Your assignment: Search the entries for the word "object" and report each line that has it.

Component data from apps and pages
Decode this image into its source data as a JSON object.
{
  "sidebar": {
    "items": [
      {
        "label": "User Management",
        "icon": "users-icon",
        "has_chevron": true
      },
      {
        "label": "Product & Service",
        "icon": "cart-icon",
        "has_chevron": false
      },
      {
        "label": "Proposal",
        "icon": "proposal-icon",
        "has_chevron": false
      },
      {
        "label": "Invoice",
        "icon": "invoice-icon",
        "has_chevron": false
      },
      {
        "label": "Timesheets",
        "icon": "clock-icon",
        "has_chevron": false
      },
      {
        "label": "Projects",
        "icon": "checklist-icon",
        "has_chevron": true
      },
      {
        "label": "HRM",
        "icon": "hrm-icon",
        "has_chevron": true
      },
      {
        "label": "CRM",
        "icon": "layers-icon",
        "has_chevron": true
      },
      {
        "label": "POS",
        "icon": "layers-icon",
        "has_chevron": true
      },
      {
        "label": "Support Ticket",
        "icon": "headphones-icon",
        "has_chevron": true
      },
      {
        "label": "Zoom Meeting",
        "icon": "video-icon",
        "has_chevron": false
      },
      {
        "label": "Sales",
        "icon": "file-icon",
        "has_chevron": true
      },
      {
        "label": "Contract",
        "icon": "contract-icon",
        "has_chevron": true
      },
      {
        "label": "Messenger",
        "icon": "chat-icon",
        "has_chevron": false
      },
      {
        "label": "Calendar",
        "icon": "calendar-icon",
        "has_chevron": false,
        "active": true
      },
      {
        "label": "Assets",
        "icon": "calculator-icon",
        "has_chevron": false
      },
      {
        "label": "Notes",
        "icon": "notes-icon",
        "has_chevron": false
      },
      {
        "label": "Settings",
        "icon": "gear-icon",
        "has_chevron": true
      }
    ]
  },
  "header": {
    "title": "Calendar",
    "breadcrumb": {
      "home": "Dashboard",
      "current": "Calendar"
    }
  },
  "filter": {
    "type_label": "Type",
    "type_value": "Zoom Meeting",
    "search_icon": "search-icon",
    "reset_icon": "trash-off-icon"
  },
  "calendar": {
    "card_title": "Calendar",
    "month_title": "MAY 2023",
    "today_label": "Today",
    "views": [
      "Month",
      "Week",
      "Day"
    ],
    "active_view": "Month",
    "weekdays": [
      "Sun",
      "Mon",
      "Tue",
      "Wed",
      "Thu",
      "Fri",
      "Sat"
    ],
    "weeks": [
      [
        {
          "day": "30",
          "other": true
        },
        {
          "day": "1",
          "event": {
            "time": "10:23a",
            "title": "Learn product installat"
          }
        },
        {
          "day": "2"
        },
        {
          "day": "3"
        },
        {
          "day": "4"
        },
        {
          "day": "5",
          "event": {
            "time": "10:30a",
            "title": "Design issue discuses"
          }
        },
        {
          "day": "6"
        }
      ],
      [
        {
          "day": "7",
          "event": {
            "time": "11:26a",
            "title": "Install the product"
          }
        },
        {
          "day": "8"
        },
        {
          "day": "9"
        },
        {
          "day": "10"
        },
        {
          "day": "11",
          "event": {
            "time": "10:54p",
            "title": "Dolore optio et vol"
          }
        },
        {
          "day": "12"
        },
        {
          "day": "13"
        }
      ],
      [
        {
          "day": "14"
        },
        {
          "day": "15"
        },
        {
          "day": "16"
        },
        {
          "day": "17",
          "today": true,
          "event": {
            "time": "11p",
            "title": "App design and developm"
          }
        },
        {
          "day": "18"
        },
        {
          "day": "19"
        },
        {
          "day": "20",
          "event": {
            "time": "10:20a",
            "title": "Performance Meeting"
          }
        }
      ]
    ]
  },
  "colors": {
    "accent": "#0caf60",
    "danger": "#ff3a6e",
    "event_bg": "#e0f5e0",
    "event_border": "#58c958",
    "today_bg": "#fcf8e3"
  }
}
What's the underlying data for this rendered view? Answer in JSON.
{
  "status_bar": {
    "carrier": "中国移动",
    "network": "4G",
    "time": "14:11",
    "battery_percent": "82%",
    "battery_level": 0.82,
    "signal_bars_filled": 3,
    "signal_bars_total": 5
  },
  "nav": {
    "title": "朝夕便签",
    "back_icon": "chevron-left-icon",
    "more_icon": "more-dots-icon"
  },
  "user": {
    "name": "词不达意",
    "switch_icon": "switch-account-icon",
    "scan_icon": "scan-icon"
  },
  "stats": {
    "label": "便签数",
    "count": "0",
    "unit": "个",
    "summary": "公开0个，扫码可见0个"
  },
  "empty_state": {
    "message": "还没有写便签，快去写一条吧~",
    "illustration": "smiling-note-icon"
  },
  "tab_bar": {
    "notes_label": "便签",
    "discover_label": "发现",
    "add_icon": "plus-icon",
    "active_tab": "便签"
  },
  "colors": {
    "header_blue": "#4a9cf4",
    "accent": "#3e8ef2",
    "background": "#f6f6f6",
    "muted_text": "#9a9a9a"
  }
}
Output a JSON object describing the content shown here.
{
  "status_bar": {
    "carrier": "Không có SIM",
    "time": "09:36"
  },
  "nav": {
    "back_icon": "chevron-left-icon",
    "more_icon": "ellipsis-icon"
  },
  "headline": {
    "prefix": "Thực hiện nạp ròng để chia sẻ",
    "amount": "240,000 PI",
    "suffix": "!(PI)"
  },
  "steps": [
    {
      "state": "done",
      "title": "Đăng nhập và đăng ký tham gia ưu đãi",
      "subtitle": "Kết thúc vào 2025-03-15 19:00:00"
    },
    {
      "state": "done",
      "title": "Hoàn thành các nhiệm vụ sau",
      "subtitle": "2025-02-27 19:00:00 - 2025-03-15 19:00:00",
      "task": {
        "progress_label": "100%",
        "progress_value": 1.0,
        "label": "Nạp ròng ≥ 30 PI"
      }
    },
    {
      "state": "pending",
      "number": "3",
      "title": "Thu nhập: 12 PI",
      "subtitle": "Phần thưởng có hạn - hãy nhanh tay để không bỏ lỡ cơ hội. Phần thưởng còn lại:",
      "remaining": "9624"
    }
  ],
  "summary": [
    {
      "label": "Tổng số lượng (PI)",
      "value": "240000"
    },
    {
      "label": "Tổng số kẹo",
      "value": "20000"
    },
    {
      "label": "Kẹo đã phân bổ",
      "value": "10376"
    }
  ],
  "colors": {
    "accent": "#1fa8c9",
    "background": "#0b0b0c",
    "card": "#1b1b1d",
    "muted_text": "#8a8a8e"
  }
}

Completed task:
Decode this image into its source data as a JSON object.
Output a JSON object describing the content shown here.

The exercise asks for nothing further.